“When the bones are good, the rest don’t matter”, an excerpt from the 2019 country music hit “The Bones” by singer Maren Morris, not only sums up the building materials for a good relationship but also the foundation for effective teaching and learning. A recent CTL workshop, “Starting at the End: Creating Course Learning Outcomes,” discussed how learning outcomes help instructors design their classes from the ground up.
Learning outcomes are statements that describe what students should know and be able to do after successfully completing the course (you might have seen this typical sentence stem before: “After successful completion of this course, students will be able to…”). They are the first things that need to be defined when planning a new course or reviewing an existing one. Why? From an educator perspective, learning outcomes provide a clear list of what students need to learn and how much content instructors need to teach. Further, they guide the assessment design process to measure student learning accurately and effectively. These learning outcomes then help students focus on what is important in the course and clarify their expectations.
How do you write effective learning outcomes? First, think about the kind of things you want students to be able to know, do and/or become by the end of the course. Then define those things using a taxonomy of learning (e.g., Bloom’s, Fink’s, or Marzano’s) that will help you articulate those goals. One you have drafted 4-6 outcomes for your course, use Dr. Tasha Souza’s CALMS Criteria to further refine your statements, to ensure that they are:
- Clear: Use understandable language for the intended student audience.
- Achievable: There is a very good likelihood that students will be able to successfully reach the outcome with the materials provided.

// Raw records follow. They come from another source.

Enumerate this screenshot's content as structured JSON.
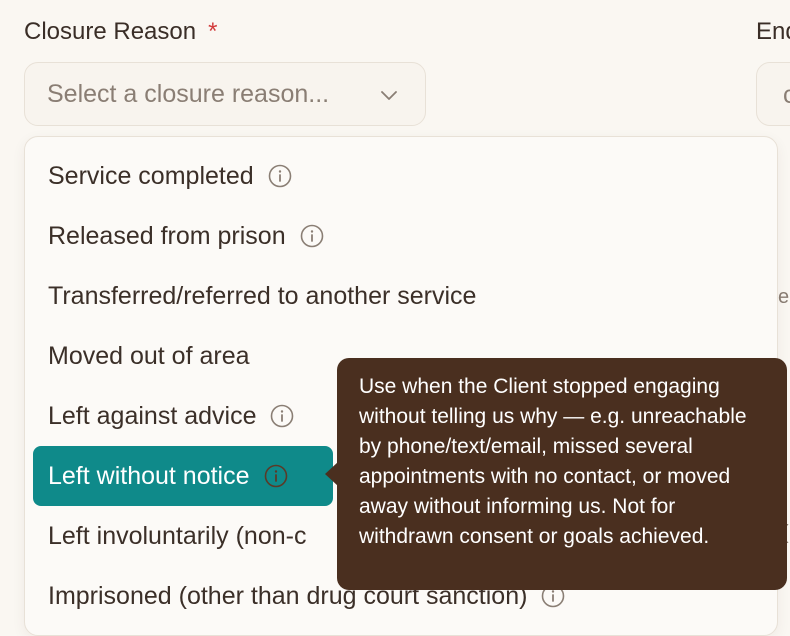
{
  "form": {
    "closure_reason_label": "Closure Reason",
    "required_marker": "*",
    "right_label_fragment": "End",
    "right_input_fragment": "c",
    "right_text_fragment_1": "e",
    "right_text_fragment_2": "(",
    "select_placeholder": "Select a closure reason..."
  },
  "dropdown": {
    "options": [
      {
        "label": "Service completed",
        "has_info": true
      },
      {
        "label": "Released from prison",
        "has_info": true
      },
      {
        "label": "Transferred/referred to another service",
        "has_info": false
      },
      {
        "label": "Moved out of area",
        "has_info": false
      },
      {
        "label": "Left against advice",
        "has_info": true
      },
      {
        "label": "Left without notice",
        "has_info": true,
        "selected": true
      },
      {
        "label": "Left involuntarily (non-c",
        "has_info": false
      },
      {
        "label": "Imprisoned (other than drug court sanction)",
        "has_info": true
      }
    ]
  },
  "tooltip": {
    "text": "Use when the Client stopped engaging without telling us why — e.g. unreachable by phone/text/email, missed several appointments with no contact, or moved away without informing us. Not for withdrawn consent or goals achieved."
  },
  "colors": {
    "selected_bg": "#0f8a8a",
    "tooltip_bg": "#4a2f1f",
    "required": "#d23b3b"
  }
}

- Learner-centered: Uses action verbs that indicate what students will do.
- Measurable/Observable: Student learning and actions can be measured/observed through an appropriate assessment.
- Specific: Concise and well defined as to what students will do.

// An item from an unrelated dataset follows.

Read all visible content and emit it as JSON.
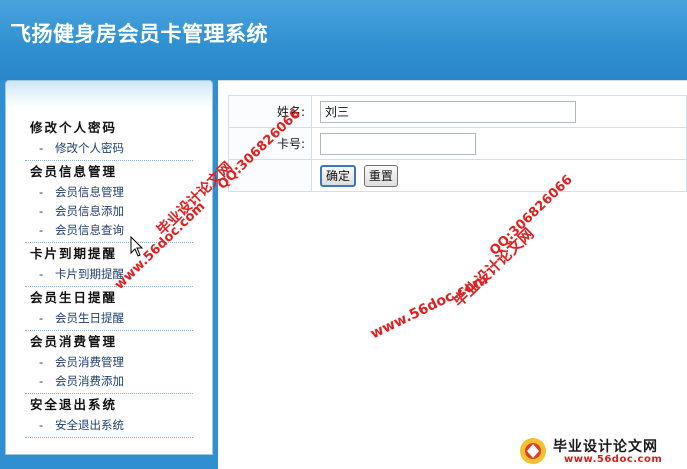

For more information about creating effective learning outcomes, you can review this resource summarizing the workshop content.
Once you have your learning outcomes articulated, the next step is to make sure that you develop assessments and activities that are aligned with that learning. The next workshop in our “Foundations of Teaching” series, “Supporting Student Learning Through Assessments”, will focus on how to choose the assessments that will give you evidence of student achievement of your learning outcomes. You can register for that workshop, and others we are offering this semester, on our website.

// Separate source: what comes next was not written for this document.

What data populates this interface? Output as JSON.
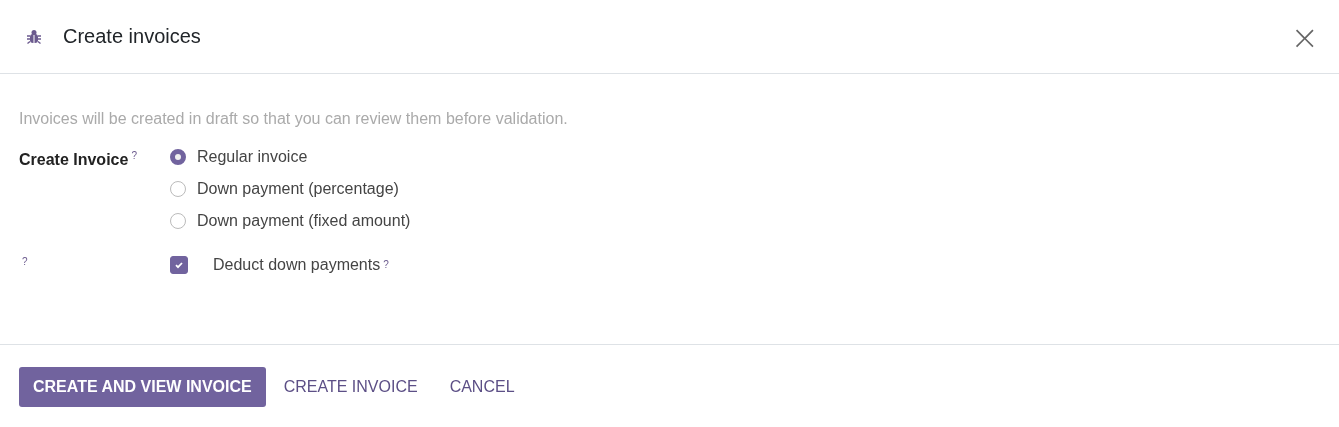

Fink, L. D. (2013). Creating significant learning experiences. John Wiley & Sons.